You make your shopping list, download some coupons from the Web and head to the supermarket. You’re ready to be a frugal shopper. And yet there’s still a good chance you’ll make a significant number of impulse purchases.
An overwhelming portion of the average shopper’s purchasing decisions -- 76 percent-- are being made in the store, according to the recently released 2012 Shopper Engagement Study. That’s an all-time high for this sort of survey.
“What you find is that people will tell you they plan to do one thing, but their actual behavior will be quite different,” says Richard Winter, president of Point of Purchase Advertising International, the marketing association that conducted this survey.
Researchers interviewed 2,400 shoppers as they were about to start shopping and afterward.
“While a person would enter a store and anticipate things on a list that they planned to purchase, the actual purchases changed while they were in the retail environment,” Winter says.
The study found that store displays can get female shoppers especially to change their preplanned purchase decision from their favorite brand to another product. It seems a company can do all sorts of marketing, but the real decisions are made while the customer is shopping.
Brian Wansink, director of the Food and Brand Lab at Cornell University, says deviating from the shopping list can be costly.
“If you’re making impulse purchases, it’s likely you will spend more than you planned,” he says.
Pay with cash if you want to spend less
According to the Shopper Engagement Study, people who pay with credit cards or debit cards are more susceptible to impulse purchases. They buy larger quantities and make more unplanned purchases than those who pay with cash.
“I think there’s something about having to shell out cold, hard cash that makes you more cautious about how you spend,” says Gerri Detweiler, a personal finance expert with Credit.com.
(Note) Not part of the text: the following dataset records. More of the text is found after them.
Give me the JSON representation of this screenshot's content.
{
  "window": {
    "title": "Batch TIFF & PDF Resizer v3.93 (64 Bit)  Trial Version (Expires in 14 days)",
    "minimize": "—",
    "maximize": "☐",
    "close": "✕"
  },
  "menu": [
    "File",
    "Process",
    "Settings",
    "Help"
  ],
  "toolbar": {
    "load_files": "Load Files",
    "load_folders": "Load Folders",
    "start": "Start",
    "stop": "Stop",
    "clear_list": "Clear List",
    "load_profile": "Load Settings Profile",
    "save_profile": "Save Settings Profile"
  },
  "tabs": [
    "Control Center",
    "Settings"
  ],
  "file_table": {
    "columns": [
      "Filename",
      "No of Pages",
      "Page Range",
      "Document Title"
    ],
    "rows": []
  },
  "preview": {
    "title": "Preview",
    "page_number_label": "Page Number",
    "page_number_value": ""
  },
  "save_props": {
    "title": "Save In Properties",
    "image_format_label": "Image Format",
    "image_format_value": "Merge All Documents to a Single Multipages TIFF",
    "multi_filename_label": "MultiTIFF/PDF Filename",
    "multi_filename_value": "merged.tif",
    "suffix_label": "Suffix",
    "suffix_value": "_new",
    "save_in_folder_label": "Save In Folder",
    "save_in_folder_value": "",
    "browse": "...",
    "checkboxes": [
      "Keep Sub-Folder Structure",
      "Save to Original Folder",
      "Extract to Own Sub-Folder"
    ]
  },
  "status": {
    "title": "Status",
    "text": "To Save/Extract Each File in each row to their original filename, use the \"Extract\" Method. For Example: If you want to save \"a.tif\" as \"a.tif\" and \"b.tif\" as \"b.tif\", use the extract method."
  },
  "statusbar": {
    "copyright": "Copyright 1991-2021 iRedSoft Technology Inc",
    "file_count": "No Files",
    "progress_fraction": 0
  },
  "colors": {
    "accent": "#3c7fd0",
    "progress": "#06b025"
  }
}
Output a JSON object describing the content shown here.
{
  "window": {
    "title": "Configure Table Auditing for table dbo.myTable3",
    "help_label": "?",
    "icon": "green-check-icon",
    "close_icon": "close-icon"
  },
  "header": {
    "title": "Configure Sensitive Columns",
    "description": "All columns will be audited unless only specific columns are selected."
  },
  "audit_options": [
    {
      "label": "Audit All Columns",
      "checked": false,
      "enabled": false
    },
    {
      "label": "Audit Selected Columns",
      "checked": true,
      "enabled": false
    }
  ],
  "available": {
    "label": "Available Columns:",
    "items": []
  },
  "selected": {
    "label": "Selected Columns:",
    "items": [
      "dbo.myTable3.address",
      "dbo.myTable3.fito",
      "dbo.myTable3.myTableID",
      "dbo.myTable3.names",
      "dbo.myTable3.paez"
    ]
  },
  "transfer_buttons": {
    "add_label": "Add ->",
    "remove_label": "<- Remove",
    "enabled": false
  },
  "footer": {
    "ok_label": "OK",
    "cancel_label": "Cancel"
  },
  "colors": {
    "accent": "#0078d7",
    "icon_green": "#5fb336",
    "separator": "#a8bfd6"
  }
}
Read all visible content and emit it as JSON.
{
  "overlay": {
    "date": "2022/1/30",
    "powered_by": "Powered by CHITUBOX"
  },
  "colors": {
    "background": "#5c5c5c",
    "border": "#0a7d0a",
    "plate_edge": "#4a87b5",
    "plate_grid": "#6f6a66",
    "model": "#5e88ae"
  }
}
Besieds, most shoppers can’t accurately predict how much they will spend at the store. The average shopper in the engagement study misjudged how much he or she would spend by 35 percent. More than half (57 percent) spent more than planned.
One more interesting finding
Researchers were surprised to see that a significant number of people left the store without buying everything on their list. It could be that these shoppers simply forgot those items. Or more likely the price was not as good as they expected, so they decided to skip the purchase and try another time.